**Problem description:**
Scan the lines below; pull out those with "price".

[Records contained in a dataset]
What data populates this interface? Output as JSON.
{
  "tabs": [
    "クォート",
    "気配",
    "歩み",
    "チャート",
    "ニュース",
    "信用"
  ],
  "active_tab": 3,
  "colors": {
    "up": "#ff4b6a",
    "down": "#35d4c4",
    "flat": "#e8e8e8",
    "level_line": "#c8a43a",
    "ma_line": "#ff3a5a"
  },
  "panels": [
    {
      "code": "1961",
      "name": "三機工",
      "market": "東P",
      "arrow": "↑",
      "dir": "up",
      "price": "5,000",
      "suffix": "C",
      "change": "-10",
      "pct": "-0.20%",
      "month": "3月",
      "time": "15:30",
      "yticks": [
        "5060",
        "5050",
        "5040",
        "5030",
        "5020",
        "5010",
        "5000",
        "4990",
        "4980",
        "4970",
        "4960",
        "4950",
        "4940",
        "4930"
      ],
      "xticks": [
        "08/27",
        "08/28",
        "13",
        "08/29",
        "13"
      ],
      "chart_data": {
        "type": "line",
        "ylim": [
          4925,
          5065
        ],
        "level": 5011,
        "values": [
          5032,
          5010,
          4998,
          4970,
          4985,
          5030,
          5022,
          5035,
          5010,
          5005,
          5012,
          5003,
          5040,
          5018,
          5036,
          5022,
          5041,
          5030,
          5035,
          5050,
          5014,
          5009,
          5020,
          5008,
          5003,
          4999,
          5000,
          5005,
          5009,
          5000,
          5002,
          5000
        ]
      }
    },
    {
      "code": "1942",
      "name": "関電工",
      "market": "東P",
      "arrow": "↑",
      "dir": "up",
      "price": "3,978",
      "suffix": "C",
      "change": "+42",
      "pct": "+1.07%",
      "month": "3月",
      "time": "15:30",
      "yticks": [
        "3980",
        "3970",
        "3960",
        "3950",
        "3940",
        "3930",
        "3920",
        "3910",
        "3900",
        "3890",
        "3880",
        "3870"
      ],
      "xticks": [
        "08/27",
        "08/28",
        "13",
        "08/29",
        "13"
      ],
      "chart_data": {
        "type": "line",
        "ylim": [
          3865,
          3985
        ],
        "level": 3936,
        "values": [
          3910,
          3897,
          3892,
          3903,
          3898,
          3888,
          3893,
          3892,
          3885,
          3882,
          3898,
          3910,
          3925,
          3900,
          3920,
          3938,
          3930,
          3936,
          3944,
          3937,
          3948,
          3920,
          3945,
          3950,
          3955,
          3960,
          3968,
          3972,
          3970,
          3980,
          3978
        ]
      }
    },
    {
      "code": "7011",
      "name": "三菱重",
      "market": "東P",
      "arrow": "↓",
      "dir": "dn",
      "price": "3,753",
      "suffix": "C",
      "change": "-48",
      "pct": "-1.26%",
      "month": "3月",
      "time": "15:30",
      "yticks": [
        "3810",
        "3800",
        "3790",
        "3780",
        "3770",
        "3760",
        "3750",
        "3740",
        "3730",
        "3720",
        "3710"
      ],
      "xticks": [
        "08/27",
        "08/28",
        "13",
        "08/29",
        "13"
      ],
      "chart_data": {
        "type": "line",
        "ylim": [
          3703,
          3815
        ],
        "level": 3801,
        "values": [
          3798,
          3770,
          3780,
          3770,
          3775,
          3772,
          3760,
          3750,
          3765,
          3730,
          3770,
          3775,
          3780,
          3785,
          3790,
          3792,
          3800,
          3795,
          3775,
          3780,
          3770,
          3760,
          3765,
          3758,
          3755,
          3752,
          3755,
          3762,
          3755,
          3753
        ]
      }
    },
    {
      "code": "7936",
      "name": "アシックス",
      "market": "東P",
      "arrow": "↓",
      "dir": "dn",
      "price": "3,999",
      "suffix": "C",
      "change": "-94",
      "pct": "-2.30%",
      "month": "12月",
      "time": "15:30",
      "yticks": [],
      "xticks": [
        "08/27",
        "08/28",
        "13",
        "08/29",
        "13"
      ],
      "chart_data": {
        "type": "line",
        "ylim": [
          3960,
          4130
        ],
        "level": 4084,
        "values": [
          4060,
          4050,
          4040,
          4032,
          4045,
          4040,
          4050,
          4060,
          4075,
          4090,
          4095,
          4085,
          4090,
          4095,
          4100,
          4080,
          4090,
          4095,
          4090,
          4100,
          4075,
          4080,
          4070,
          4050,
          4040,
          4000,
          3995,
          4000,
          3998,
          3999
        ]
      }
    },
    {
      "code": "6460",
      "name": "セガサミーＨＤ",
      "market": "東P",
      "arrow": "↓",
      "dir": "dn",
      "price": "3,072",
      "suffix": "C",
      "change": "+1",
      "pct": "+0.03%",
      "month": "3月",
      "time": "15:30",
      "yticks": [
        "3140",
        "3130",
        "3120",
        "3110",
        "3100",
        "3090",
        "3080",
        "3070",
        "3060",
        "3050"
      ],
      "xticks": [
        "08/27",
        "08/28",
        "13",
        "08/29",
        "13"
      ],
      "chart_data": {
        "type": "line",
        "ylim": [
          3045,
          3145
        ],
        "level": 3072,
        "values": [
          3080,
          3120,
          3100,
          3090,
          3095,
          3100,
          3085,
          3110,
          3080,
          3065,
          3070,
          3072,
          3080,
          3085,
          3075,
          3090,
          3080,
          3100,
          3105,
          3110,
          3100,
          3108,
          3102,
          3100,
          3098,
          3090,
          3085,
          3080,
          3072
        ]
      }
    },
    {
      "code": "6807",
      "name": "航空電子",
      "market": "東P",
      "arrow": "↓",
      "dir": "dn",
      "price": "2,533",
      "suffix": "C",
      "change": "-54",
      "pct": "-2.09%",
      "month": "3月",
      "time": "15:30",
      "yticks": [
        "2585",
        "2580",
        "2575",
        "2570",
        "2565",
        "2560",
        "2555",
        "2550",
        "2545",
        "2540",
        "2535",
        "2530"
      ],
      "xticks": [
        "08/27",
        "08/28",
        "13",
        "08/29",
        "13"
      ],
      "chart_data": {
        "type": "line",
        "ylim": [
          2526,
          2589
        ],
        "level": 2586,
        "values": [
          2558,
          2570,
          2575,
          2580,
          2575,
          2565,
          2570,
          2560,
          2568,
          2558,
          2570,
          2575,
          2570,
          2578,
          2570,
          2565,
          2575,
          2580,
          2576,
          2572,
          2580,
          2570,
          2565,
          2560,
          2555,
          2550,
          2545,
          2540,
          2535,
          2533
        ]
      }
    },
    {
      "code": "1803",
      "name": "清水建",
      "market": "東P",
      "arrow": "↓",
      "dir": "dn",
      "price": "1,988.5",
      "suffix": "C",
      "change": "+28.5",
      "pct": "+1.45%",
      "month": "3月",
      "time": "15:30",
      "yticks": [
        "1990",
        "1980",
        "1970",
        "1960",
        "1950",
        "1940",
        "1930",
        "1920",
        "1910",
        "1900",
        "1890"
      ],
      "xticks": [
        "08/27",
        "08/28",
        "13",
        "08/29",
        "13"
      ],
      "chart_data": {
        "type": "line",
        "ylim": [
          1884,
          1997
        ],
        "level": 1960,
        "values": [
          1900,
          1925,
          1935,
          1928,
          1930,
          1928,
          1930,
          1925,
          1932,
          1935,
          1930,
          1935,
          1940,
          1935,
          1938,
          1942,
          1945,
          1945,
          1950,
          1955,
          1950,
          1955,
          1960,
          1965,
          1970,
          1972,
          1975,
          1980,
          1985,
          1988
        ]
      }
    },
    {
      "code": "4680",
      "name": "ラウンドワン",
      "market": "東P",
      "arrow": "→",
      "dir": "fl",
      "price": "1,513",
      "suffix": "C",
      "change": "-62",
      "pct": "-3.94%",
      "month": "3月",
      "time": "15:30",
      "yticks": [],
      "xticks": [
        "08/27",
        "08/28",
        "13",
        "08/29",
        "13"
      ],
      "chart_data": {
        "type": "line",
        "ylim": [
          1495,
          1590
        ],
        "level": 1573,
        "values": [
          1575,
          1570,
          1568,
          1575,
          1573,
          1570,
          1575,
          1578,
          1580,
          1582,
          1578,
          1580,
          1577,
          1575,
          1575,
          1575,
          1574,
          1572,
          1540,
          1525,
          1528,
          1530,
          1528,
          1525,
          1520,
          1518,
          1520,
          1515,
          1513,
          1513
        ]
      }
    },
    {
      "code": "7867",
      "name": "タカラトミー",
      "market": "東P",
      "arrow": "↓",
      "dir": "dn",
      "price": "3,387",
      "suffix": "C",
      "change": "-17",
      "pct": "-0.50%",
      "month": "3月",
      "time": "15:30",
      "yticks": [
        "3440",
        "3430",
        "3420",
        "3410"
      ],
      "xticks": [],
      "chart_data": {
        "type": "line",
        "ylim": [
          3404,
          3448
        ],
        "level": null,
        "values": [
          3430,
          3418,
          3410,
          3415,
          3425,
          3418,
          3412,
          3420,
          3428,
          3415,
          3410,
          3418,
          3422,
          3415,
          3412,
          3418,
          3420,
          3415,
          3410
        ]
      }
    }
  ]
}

**Expected answer:**
      "price": "5,000",
      "price": "3,978",
      "price": "3,753",
      "price": "3,999",
      "price": "3,072",
      "price": "2,533",
      "price": "1,988.5",
      "price": "1,513",
      "price": "3,387",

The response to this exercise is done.